Write out each line of the records that has "title" in it.

Entries from a dataset of interfaces
....

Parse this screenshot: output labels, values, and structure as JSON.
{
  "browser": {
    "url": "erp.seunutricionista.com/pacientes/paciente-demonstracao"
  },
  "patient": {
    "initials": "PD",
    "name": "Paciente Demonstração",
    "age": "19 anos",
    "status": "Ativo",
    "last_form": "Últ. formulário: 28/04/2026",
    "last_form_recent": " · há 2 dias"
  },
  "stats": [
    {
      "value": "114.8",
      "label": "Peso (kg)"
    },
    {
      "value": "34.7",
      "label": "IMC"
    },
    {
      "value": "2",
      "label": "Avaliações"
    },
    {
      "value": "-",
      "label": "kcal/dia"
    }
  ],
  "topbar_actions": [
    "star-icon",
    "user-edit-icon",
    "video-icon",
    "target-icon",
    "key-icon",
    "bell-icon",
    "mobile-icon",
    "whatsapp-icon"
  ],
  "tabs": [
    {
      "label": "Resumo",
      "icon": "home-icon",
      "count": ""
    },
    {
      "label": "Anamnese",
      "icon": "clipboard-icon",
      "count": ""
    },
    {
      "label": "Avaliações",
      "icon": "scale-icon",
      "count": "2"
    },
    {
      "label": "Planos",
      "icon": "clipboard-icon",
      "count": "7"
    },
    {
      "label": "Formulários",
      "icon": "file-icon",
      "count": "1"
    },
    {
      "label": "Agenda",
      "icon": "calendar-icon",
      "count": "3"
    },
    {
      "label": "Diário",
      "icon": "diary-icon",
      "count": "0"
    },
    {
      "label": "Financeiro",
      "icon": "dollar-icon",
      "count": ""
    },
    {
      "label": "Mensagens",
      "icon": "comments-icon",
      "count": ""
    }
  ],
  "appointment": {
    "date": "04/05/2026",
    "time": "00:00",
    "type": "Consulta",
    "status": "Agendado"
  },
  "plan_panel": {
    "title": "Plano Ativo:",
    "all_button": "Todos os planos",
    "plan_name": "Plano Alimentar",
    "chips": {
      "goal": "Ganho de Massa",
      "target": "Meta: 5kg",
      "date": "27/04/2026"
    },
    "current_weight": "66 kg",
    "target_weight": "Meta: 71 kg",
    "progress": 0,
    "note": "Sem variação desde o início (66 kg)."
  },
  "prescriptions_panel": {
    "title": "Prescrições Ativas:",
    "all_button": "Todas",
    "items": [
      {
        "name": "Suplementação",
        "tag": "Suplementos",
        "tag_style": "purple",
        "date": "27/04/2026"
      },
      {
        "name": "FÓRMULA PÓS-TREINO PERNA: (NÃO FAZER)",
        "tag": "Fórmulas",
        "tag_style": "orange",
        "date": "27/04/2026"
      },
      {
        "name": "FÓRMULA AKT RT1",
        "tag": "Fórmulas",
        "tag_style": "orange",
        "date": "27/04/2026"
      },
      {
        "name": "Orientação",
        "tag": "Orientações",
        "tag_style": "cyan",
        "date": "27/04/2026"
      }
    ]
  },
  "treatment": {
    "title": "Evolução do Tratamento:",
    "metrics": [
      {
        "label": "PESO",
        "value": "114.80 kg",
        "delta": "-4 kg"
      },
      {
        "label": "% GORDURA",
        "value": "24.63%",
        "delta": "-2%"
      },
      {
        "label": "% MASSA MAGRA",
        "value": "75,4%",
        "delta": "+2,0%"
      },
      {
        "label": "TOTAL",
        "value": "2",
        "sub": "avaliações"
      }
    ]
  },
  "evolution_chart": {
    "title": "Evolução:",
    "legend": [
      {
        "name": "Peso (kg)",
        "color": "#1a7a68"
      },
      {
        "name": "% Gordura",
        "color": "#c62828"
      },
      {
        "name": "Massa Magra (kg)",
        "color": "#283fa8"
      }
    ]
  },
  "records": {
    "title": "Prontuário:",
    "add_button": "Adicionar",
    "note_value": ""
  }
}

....

#### ANSWER SECTION
    "title": "Plano Ativo:",
    "title": "Prescrições Ativas:",
    "title": "Evolução do Tratamento:",
    "title": "Evolução:",
    "title": "Prontuário:",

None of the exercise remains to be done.